*EXERCISE*
Please return every line of the records below that holds the word "JSON".

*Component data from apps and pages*
--

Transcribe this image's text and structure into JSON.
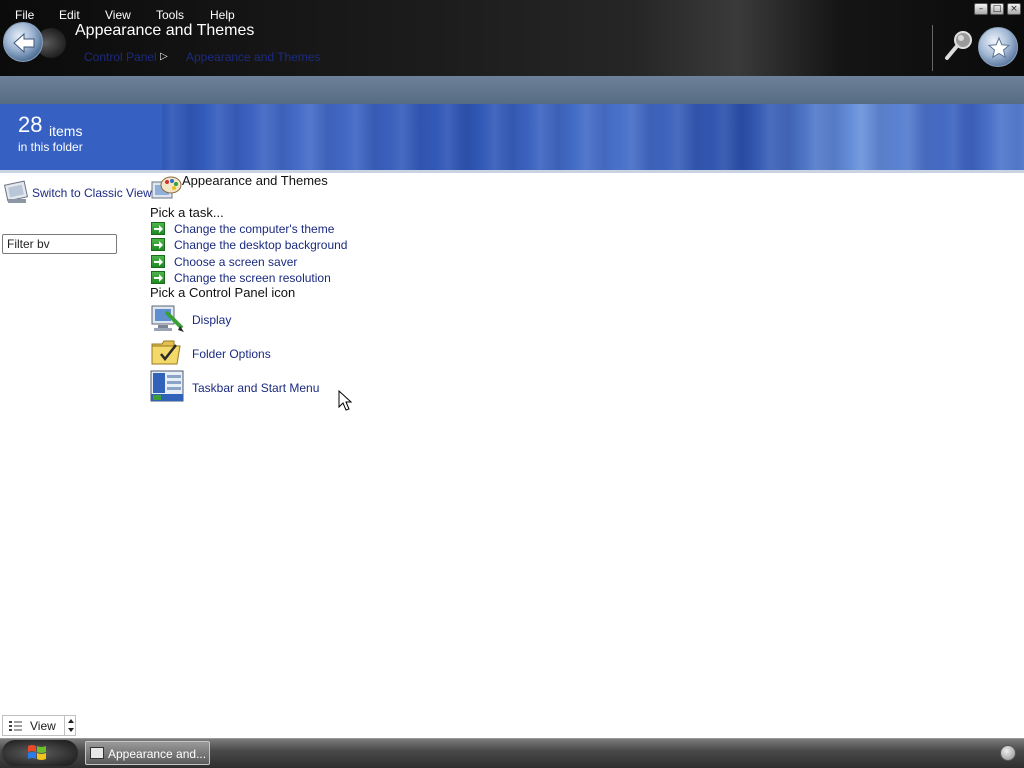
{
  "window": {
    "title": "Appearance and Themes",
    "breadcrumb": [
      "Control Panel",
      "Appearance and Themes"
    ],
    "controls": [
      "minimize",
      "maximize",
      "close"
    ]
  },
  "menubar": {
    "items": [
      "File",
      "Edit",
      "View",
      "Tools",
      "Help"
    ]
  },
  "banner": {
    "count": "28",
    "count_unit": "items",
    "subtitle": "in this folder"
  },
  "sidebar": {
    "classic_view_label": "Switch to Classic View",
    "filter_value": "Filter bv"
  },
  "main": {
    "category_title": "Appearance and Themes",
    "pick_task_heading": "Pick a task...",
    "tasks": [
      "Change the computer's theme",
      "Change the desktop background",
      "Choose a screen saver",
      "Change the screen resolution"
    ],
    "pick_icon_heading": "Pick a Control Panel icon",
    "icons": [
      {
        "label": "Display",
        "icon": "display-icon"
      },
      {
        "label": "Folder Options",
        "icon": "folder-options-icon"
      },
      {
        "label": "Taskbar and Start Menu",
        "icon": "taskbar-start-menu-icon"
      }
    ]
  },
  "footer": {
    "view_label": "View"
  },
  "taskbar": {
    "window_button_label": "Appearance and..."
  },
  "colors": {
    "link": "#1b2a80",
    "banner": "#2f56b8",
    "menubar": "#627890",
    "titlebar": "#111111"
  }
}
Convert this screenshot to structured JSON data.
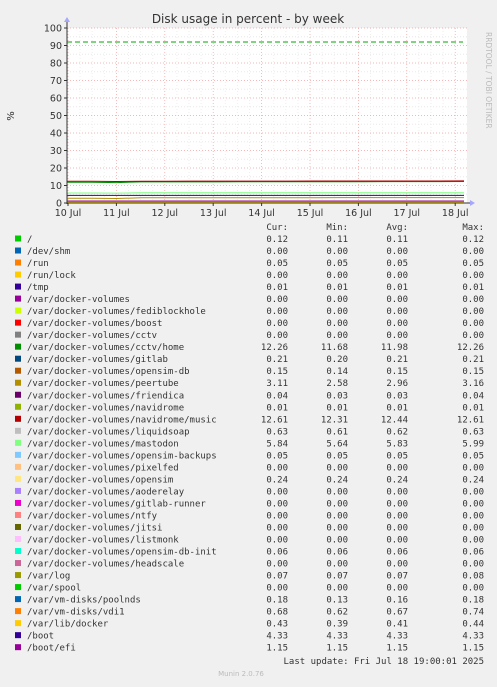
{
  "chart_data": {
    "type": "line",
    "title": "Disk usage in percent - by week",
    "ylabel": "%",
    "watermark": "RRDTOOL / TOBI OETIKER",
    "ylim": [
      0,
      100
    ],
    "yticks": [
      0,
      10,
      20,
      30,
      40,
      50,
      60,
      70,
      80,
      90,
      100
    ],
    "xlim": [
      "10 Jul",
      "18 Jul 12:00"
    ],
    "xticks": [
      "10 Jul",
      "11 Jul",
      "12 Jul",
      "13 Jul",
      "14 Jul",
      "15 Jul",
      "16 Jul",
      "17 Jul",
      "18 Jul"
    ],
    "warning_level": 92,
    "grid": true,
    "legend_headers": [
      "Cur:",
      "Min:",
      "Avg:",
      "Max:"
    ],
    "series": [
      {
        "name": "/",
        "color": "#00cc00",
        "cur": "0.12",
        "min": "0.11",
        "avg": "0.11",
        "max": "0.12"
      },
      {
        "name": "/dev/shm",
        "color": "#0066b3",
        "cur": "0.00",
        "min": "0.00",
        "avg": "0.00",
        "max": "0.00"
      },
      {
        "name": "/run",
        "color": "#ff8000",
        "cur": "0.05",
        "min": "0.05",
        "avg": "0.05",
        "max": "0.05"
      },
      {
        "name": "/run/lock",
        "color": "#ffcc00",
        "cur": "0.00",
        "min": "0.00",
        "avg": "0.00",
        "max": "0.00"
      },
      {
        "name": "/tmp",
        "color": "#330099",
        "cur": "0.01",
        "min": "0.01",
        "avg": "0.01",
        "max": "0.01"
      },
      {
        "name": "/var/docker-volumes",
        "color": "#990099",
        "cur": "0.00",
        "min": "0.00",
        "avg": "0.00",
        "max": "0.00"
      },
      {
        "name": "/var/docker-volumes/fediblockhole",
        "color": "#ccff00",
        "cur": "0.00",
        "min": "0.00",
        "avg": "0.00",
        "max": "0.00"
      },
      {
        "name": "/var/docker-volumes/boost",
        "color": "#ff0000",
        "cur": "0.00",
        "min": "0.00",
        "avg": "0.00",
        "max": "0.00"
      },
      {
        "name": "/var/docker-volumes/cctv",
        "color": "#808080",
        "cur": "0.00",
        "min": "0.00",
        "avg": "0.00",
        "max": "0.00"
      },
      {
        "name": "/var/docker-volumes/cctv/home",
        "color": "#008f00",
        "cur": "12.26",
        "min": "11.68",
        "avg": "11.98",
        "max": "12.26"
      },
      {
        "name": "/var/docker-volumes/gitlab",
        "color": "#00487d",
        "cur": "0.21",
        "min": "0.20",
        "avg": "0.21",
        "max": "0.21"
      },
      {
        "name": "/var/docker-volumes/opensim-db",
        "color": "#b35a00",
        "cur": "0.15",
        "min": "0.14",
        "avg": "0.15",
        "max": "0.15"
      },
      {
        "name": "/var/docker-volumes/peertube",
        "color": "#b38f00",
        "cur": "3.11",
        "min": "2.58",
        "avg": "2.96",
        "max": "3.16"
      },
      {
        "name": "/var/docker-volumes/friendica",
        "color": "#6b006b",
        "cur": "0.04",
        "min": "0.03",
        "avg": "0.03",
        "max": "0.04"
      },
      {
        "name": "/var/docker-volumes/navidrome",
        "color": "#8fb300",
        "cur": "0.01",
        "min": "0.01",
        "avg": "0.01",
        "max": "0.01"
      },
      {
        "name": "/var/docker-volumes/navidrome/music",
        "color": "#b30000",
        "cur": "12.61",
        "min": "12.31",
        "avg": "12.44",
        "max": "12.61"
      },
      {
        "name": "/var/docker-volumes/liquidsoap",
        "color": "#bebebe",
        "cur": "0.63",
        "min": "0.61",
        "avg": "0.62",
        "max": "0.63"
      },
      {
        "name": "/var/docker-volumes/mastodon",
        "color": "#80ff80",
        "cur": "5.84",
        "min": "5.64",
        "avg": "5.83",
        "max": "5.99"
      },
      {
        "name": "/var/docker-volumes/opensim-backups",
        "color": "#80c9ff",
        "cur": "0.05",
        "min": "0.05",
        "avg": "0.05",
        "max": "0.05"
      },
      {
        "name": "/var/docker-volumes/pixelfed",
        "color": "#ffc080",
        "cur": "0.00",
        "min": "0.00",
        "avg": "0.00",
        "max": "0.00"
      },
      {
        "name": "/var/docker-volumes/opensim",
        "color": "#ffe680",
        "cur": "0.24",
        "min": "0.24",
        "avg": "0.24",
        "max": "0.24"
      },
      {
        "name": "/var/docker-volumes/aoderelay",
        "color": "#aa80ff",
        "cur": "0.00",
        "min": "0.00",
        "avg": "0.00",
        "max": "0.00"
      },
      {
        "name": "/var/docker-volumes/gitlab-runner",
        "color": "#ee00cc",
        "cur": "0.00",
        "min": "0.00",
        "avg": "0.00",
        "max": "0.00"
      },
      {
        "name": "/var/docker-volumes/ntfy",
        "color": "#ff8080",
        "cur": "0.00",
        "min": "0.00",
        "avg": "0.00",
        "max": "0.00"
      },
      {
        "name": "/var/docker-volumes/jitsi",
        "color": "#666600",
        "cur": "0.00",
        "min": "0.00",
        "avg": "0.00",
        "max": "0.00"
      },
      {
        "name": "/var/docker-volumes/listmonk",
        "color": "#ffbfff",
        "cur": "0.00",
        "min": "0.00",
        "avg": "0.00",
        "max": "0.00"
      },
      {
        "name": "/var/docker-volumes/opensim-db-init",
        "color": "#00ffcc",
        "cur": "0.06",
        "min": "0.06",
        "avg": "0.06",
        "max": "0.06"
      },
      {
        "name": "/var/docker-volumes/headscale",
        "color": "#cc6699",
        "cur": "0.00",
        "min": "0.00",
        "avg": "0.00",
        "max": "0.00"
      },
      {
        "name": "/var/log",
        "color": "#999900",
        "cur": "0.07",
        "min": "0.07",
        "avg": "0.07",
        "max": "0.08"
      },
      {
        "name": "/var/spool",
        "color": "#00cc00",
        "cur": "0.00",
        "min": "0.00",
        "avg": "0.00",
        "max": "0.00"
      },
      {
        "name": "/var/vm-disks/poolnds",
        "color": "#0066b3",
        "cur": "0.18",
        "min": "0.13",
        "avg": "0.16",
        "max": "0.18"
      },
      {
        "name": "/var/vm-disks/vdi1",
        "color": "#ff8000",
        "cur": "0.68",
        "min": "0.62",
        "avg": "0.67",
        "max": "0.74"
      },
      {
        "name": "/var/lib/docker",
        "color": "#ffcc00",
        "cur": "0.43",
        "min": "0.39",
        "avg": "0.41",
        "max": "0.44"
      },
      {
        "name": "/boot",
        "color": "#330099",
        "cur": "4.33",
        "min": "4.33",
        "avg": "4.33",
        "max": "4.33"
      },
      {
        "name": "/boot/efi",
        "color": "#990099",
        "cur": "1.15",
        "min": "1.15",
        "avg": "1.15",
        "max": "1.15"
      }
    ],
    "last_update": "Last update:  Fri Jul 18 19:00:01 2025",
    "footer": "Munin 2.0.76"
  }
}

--

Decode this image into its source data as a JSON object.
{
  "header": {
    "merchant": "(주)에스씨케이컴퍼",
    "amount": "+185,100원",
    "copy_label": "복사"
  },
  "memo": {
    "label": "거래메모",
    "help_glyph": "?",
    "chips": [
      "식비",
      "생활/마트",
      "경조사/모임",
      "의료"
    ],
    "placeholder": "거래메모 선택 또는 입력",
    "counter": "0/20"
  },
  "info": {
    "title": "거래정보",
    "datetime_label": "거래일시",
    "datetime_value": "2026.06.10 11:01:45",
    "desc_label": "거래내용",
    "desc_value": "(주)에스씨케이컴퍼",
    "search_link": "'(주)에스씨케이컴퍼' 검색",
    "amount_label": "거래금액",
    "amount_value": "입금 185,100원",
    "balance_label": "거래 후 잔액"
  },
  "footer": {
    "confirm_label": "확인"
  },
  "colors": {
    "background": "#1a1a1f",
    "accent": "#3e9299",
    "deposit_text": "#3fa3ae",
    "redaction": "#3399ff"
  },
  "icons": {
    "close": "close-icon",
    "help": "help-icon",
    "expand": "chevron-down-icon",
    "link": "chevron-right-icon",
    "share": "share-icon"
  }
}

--

*ANSWER TO THE EXERCISE*
Transcribe this image's text and structure into JSON.
Convert this screenshot to structured JSON data.
Decode this image into its source data as a JSON object.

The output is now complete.